We started with a first read and let it sink in. Lucia enjoyed all of the family ties and commented on all the different relations. Then she started asking questions. What is a quartet? What is polka? So we went on an iTunes hunt and listened carefully to the different styles of music, as we read the book a little more closely.

Country-and-western, string quartet, marching band, rock’ n’ roll, jazz, big band, bluegrass, polka, pipe organ in church, bongos with poetry that doesn’t rhyme, and good old pots and pans were a source for exploration and dance. I did not know my little one had all of those moves in her! With every step she let loose, and found a way to link it to something she already knew. String quartet was soft and inspired ballet music. Blue grass sounded like “farm music” and made her bounce.

We then decided to see how many of the instruments we saw in the book we could find in our house. Our collection is not too bad! But the best of all, I dug out our pots and pans and some wooden spoons and KABOOM! Lucia enjoyed making noise and comparing metal sounds to wooden sounds.

She finished in a prolonged session of pretend play, making soup for all her stuffed animals!

Monday, January 10, 2011

Snow and watercolor spray

I love watercolor! You can paint, drip, drop, dip, and even spray with it!

Today, as we were running out of ideas and the sun was setting we ran outside to paint the snow. I had been thinking about it for a while and chose the colors carefully. We avoided yellow, as to not duplicate the dogs’ art, and red in order to not alarm any pedestrians. Purple, green and blue were our colors of choice. We used watered-down liquid watercolor, but I am sure food coloring would do. 

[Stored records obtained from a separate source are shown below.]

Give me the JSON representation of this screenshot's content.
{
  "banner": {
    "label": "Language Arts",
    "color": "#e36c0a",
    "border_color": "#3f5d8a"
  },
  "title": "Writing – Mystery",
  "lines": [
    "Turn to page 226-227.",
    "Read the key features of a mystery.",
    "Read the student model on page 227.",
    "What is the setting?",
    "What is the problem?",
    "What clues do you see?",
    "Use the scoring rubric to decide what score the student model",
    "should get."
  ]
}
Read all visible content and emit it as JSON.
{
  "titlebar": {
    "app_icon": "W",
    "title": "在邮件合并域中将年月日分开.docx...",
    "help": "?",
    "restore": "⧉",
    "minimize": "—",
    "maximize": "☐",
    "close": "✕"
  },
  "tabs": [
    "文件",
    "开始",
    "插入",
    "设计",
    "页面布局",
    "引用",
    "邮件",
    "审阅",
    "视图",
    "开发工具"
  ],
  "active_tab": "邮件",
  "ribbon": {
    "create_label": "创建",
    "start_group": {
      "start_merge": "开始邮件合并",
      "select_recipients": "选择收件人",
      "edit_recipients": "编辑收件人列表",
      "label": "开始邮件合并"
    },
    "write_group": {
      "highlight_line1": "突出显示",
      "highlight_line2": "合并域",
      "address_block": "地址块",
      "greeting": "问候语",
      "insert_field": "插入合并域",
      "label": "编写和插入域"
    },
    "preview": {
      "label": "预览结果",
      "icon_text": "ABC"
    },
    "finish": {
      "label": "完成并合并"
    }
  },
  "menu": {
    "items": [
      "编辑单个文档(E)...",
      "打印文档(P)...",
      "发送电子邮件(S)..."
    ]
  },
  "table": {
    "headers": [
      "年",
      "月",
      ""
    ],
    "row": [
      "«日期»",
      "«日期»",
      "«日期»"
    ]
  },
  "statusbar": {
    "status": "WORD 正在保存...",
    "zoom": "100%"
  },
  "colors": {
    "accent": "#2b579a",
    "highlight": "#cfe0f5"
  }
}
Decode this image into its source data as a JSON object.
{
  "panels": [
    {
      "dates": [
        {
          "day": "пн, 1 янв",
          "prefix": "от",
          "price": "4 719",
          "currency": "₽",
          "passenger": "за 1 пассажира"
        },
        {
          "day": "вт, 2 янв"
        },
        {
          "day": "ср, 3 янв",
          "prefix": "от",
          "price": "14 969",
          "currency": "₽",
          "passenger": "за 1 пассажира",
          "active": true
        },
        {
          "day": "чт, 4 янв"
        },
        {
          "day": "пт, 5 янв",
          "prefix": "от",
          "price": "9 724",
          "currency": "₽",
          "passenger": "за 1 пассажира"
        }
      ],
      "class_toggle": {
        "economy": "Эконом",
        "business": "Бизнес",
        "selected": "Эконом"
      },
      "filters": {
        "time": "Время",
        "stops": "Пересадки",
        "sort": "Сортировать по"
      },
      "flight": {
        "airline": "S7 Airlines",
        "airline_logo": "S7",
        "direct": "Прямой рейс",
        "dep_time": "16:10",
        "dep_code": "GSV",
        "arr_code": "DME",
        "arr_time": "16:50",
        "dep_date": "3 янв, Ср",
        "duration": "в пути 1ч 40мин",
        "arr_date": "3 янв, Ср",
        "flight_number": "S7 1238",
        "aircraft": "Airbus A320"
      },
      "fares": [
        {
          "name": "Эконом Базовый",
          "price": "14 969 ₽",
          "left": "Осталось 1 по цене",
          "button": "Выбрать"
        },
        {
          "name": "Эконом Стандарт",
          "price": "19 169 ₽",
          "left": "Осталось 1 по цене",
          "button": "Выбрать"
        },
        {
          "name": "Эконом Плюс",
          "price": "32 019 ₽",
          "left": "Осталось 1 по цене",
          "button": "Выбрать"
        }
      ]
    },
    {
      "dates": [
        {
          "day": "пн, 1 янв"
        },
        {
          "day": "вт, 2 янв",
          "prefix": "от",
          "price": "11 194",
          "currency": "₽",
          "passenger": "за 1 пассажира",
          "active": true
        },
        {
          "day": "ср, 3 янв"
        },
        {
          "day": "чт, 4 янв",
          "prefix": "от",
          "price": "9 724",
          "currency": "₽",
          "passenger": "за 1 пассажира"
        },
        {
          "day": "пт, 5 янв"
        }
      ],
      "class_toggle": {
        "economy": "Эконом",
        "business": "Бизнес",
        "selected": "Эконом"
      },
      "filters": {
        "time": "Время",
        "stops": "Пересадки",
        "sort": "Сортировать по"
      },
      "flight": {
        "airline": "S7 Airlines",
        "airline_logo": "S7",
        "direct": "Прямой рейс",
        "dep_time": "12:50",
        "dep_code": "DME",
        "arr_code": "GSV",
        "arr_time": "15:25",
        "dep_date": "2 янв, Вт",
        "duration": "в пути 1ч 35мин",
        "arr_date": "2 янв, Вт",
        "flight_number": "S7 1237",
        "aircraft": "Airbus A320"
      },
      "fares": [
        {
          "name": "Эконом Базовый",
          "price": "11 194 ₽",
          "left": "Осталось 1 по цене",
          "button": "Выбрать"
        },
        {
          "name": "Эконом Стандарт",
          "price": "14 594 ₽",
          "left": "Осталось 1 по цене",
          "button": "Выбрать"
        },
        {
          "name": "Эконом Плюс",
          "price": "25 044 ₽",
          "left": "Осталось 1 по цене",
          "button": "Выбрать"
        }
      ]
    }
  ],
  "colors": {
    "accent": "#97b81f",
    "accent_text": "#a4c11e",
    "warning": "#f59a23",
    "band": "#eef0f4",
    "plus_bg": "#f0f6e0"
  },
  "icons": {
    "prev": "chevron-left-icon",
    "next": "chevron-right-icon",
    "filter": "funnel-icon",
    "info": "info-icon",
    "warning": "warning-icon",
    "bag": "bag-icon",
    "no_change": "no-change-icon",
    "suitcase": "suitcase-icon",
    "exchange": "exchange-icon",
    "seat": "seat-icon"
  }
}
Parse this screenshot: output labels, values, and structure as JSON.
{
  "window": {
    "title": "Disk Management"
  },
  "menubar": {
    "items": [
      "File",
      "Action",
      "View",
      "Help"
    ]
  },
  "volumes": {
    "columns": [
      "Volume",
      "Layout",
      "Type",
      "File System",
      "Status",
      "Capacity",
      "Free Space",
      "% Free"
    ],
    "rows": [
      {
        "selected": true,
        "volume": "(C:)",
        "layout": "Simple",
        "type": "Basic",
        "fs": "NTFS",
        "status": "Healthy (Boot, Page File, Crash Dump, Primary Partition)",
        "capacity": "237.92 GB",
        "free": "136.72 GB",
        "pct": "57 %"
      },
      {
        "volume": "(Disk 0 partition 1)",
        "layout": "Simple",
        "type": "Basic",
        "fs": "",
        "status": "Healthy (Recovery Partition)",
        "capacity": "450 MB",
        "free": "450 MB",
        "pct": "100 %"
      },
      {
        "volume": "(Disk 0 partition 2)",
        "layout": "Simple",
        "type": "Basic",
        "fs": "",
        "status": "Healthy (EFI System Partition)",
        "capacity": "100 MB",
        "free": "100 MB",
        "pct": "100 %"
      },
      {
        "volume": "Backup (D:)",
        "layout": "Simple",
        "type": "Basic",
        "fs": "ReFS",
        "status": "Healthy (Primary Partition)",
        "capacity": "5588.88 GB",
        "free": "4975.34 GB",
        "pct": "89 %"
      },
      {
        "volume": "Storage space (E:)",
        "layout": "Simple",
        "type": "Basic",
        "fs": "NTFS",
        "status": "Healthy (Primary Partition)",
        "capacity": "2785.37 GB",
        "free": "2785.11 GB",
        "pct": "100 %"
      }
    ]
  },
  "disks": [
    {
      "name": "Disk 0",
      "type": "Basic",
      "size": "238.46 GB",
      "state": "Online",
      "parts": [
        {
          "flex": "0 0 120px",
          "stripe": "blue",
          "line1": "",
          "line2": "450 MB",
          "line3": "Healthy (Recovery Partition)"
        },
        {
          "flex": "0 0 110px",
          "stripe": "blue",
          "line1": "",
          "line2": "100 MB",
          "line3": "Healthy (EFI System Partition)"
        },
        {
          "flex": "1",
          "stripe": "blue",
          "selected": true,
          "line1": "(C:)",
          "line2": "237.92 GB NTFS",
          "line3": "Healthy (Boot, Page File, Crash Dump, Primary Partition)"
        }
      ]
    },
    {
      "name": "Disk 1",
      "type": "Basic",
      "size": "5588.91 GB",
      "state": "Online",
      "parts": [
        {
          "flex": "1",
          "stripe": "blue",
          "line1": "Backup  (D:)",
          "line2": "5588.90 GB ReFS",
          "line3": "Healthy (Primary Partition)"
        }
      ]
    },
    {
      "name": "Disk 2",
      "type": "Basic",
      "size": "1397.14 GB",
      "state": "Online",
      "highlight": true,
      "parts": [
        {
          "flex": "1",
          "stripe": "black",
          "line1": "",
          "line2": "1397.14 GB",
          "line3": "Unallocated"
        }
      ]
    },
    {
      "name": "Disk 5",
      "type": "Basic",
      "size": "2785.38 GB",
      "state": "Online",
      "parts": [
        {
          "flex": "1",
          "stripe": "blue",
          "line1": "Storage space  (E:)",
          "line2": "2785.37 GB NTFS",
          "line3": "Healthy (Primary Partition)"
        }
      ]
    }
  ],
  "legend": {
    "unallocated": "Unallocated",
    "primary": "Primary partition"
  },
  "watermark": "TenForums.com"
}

 We armed ourselves with a couple of pairs of gloves, for comfort and as a backup, but started with our bare hands in order to have more control. We learned that angle and spray style brought different effects.

A long squirt was good for drawing and a short spray good for coloring. We also noticed how the sun brought sparkles to our paintings and talked about shade and light. 

Here are two samples of our work:

Eventually, we grew tired of spraying and noticed some interesting animal prints in the snow. We concluded they belonged to a squirrel.  Then we grabbed big sticks and made lines as we walked, just like Peter in The Snowy Day.

We hope to spray paint snow people next and try out other tools and paints. Can’t wait for the next snowstorm!



I am a Mama to a 3 and ¾ year old (this is what she told me today!) working part time and spending as much time as possible enjoying my daughter’s magical childhood years. I am also an early childhood educator, with a passion for learning from children, spending time in nature and exploring the arts. I have started this blog as a creative outlet and to be a part of the amazing community of bloggers who share and trade their ideas for creating meaningful experiences for children. There was nothing like this when I first started teaching a few years ago and I cannot describe how exciting it is to find a wealth of communication and camaraderie through this world of ours. May the fun begin!